→ **What this task involves**
Only these lines should appear, exactly: the one containing "Decode this image" and every line after it through the end of the material below.
(Beginning of Data excerpts)
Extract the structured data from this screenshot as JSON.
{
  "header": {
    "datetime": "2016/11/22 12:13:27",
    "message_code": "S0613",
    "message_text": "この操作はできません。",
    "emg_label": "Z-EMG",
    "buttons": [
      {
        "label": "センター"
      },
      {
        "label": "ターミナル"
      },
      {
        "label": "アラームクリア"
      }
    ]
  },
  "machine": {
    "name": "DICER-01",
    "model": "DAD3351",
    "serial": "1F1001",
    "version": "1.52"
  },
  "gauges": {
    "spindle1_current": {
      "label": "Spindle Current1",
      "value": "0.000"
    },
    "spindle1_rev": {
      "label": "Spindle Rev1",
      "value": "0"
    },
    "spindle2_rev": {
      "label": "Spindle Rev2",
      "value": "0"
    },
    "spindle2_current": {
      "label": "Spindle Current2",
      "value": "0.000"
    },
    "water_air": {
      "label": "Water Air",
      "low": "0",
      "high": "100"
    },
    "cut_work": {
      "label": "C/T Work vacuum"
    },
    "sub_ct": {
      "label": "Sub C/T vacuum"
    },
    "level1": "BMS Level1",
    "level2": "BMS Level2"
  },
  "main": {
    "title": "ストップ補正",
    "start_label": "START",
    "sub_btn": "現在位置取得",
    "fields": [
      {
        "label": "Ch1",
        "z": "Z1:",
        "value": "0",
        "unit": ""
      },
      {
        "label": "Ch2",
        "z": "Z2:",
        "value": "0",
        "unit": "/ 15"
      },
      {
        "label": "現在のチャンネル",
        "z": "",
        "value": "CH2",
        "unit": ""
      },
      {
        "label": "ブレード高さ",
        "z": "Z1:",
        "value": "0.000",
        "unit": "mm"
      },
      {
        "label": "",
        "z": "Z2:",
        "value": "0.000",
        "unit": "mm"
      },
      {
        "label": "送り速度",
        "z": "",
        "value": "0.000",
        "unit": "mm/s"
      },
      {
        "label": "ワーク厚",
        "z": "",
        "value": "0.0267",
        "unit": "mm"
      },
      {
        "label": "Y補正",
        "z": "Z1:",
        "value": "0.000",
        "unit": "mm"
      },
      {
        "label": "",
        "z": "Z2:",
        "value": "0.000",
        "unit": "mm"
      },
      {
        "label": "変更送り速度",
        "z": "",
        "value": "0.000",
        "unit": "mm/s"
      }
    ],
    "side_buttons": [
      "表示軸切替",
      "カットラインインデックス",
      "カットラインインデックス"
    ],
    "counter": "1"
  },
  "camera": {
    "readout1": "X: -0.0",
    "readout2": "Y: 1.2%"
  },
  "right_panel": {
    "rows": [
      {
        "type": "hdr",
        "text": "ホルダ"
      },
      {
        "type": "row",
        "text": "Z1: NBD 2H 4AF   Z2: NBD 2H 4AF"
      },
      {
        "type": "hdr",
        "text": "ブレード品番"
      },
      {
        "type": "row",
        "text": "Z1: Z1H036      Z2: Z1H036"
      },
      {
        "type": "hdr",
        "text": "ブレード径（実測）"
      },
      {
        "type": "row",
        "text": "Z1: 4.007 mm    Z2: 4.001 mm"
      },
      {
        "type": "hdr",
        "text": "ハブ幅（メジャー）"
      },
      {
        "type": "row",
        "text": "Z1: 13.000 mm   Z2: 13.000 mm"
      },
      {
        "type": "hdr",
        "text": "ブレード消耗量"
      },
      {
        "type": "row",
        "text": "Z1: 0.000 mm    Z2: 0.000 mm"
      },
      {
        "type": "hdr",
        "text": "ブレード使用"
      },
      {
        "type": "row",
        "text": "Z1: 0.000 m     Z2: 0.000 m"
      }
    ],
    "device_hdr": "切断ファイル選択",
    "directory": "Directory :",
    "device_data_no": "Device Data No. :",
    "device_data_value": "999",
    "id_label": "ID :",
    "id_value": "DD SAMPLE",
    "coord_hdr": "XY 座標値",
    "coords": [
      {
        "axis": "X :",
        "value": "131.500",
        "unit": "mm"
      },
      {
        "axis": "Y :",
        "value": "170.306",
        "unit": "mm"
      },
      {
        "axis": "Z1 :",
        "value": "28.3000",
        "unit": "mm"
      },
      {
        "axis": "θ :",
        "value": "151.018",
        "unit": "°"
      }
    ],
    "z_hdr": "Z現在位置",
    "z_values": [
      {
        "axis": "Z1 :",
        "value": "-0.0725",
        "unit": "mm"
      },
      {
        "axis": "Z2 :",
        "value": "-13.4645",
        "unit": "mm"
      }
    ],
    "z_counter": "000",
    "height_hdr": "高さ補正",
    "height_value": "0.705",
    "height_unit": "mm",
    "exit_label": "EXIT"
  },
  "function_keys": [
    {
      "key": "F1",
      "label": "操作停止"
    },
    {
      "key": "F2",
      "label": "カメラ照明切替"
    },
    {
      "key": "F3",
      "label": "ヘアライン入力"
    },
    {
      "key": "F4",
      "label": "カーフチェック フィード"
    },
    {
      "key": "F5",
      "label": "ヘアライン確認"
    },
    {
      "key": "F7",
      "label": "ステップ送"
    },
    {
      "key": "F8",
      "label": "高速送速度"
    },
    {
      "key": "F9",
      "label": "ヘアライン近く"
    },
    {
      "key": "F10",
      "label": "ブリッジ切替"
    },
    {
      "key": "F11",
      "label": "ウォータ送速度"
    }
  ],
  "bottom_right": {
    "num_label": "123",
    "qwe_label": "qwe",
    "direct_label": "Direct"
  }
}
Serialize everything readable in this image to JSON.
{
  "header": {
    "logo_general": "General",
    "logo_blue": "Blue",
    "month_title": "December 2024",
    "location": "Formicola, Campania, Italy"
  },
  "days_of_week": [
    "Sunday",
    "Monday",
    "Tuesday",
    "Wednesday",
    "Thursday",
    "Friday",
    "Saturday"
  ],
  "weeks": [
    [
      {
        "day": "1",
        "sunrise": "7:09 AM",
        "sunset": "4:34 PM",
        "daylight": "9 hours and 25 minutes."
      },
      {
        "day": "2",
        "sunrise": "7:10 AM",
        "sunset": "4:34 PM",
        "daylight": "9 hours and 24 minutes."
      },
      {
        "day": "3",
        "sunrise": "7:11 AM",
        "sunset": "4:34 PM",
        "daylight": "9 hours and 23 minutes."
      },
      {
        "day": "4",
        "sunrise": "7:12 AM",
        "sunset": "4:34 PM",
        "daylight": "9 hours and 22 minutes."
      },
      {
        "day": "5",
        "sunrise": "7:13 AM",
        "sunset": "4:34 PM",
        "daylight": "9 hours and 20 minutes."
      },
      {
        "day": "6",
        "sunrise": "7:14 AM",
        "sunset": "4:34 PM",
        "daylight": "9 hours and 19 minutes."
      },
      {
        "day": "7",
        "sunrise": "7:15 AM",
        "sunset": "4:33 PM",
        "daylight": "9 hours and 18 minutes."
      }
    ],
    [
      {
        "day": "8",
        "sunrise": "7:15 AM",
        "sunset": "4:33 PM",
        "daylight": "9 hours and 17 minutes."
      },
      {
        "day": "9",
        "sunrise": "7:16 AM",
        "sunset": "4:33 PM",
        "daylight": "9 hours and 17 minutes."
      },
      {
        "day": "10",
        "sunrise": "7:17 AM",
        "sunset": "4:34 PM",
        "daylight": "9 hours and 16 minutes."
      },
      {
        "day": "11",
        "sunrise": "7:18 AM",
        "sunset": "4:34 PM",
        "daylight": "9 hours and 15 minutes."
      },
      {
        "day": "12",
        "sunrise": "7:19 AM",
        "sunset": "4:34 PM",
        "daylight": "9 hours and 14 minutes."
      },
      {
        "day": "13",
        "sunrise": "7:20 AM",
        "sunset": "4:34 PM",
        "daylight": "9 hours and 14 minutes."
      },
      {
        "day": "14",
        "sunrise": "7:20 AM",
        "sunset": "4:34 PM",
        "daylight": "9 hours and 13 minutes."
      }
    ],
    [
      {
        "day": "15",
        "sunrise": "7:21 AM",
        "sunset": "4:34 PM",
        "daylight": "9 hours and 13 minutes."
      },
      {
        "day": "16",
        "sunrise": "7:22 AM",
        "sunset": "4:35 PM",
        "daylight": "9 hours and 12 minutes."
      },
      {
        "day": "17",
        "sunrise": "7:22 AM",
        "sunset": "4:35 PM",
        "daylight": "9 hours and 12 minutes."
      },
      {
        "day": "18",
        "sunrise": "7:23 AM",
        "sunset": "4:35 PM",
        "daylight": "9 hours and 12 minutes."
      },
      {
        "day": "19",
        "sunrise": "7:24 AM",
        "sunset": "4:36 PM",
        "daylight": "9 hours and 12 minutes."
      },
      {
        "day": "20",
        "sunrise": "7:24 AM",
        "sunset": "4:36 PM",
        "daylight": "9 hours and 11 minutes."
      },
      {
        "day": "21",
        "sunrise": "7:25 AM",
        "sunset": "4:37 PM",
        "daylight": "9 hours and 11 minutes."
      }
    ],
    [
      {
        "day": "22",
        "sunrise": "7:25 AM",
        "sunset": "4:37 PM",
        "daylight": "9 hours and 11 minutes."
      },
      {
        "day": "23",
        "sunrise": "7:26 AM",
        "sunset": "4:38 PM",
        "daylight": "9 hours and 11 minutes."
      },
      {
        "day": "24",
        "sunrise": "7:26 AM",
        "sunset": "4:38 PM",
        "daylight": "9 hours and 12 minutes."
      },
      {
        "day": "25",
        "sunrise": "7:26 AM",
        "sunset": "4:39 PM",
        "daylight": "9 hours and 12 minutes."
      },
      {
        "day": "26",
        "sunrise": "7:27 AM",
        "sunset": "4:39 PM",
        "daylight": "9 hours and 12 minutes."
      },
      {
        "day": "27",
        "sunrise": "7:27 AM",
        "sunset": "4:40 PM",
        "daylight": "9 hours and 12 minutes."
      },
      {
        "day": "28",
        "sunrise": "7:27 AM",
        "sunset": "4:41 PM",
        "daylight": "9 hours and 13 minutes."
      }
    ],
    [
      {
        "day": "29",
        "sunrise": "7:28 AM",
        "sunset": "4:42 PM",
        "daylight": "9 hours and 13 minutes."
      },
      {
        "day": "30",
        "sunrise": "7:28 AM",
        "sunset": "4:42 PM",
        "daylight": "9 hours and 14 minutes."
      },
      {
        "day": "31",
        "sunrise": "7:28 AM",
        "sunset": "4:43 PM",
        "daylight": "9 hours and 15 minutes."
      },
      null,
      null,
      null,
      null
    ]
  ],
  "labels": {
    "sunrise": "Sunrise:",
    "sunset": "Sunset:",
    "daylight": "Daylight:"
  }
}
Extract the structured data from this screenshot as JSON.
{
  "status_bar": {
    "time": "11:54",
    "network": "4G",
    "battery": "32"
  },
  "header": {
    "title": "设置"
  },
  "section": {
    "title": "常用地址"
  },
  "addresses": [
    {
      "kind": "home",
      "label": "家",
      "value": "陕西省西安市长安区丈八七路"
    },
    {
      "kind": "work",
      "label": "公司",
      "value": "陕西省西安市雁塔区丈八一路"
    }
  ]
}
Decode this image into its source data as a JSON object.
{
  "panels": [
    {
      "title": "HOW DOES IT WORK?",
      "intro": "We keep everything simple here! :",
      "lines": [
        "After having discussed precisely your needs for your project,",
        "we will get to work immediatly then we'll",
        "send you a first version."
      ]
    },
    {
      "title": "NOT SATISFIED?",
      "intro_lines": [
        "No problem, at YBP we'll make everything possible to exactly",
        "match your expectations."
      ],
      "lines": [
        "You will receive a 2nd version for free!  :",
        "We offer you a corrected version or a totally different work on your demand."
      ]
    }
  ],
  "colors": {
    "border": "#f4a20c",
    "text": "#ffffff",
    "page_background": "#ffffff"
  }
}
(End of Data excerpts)
→ **Response for this exercise**
Decode this image into its source data as a JSON object.
{
  "panels": [
    {
      "title": "HOW DOES IT WORK?",
      "intro": "We keep everything simple here! :",
      "lines": [
        "After having discussed precisely your needs for your project,",
        "we will get to work immediatly then we'll",
        "send you a first version."
      ]
    },
    {
      "title": "NOT SATISFIED?",
      "intro_lines": [
        "No problem, at YBP we'll make everything possible to exactly",
        "match your expectations."
      ],
      "lines": [
        "You will receive a 2nd version for free!  :",
        "We offer you a corrected version or a totally different work on your demand."
      ]
    }
  ],
  "colors": {
    "border": "#f4a20c",
    "text": "#ffffff",
    "page_background": "#ffffff"
  }
}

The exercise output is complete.